Minister slams judge in Kuřim abuse case

Klára Mauerová, mother of Ondřej and Jakub, photo: CTK

Few cases have been more shocking or sickening than the Kuřim child abuse case which went to trial last week. Since it began new headlines and explicit details have followed daily, describing how Ondřej and Jakub Mauer were subjected to psychological terror and physical abuse by a number of adults, including their own mother. The sensitive nature of the case has led some, including government Minister Cyril Svoboda to criticise the presiding judge in the case for choosing to leave proceedings open.

Klára Mauerová,  mother of Ondřej and Jakub,  photo: CTK
“Kauza Kuřim” - the Kuřim case - will without a doubt go down as one of the worst child abuse cases in Czech history: the story of two little boys allegedly abused so severely by their mother and others, with suspected links to a religious cult, it will take years of psychological counselling to recover. After a year of investigation, the case got under way last week, with the new details aired by the media: how the boys were caged, forced to stand in their own urine, or were cut or burned by cigarettes. Orders and abuse allegedly came from the boys’ mother and from others in the Mauer family circle.

The details aren’t easy to bear – one reason why even the state prosecutor asked for the trial to be behind closed doors. The view is that proceedings allowing in the media would further victimise the Mauer boys, something echoed by Minister Cyril Svoboda at the weekend.
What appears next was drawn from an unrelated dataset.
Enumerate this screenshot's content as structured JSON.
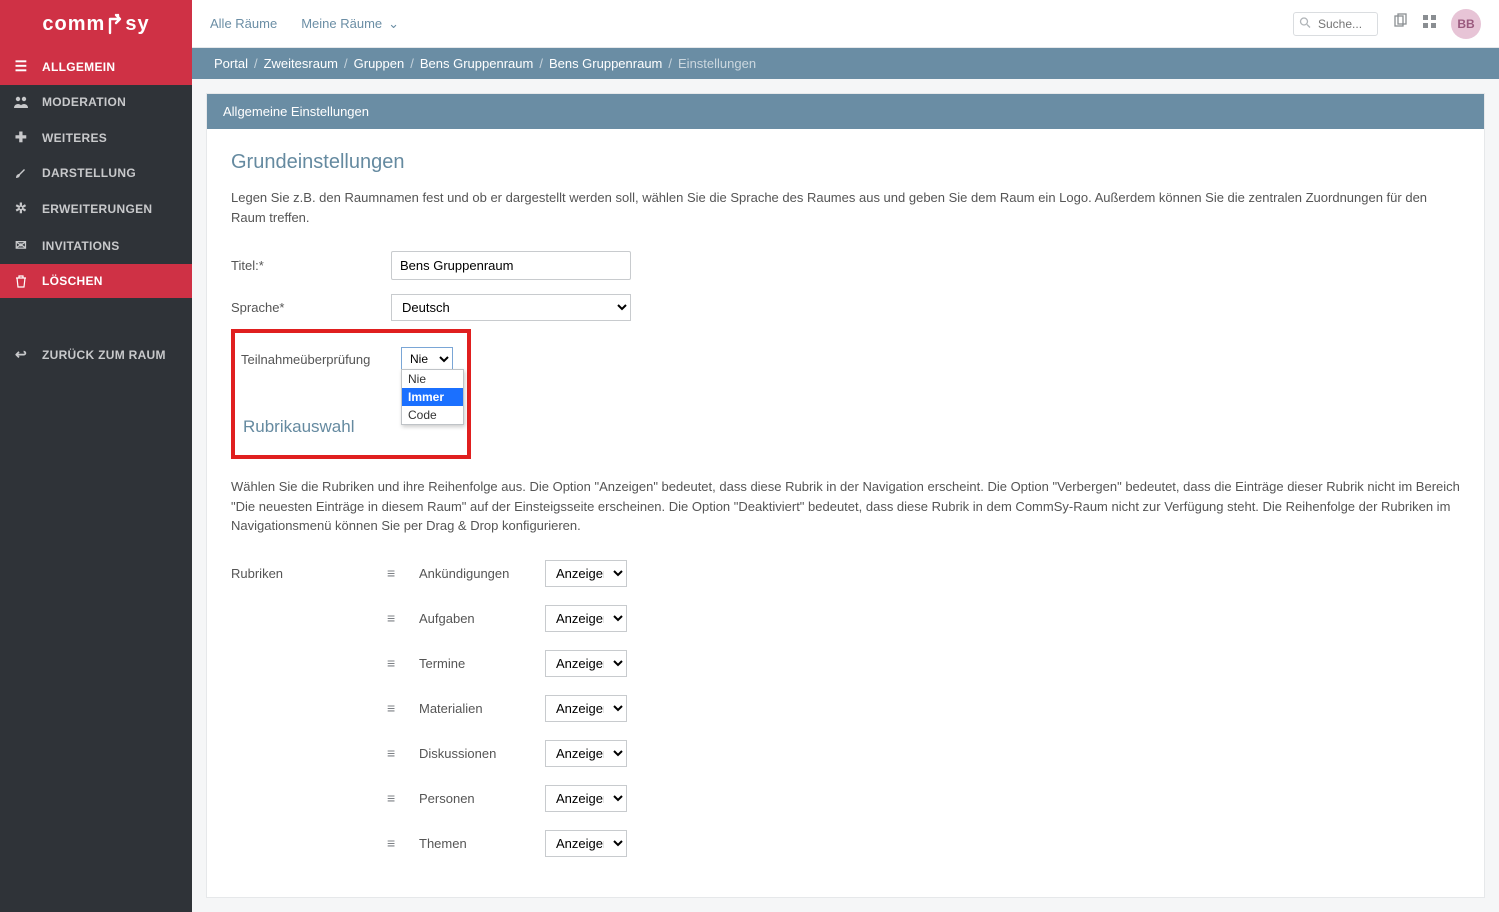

In an Op-Ed piece in Lidové noviny he lashed out at Judge Pavel Goth, accusing him of broadening his own name-recognition at the expense of the victims and of turning the trial into a “reality show”. Minister Cyril Svoboda:

Cyril Svoboda
“In my view, the case should not be open, on all the front pages of all the papers, on TV, and on the radio and the children are suffering. This is not a question of justice because everything could be handled differently. The president of the court – the judge – is taking responsibility for the future life and the moral development of the boys. They have suffered a lot, which is why I am against the whole story being on the front pages everyday. [I can’t help] but have in mind the fact they were most likely tortured and that their future development is at risk. They need to have a better future.”

But others disagree open doors in this case are a bad thing: Zuzana Baudyšová heads the Our Child Foundation targeting child abuse:

“The Czech Republic has never seen such a brutal and complex case, atypical in one thing: the role played by the public. A neighbour was the one who accidentally discovered Ondřej was being held under the stairs and if it hadn’t been for him those boys would still be mistreated now. Some are concerned that they could suffer from what they see in the papers or media but they have already endured such brutal treatment that this is inconsequential by comparison: both are now in proper care and child-care workers are restricting their access to the media. On the whole, I am convinced the public needs to know and the problem of child abuse needs to be transparent. People need to be made aware just how serious the problem is and what they should do when they suspect child abuse in similar situations.”

Meanwhile, the judge in the Kuřim case, Pavel Goth, has not commented Saturday’s criticism; there is a possibility that the court, however, will issue a statement.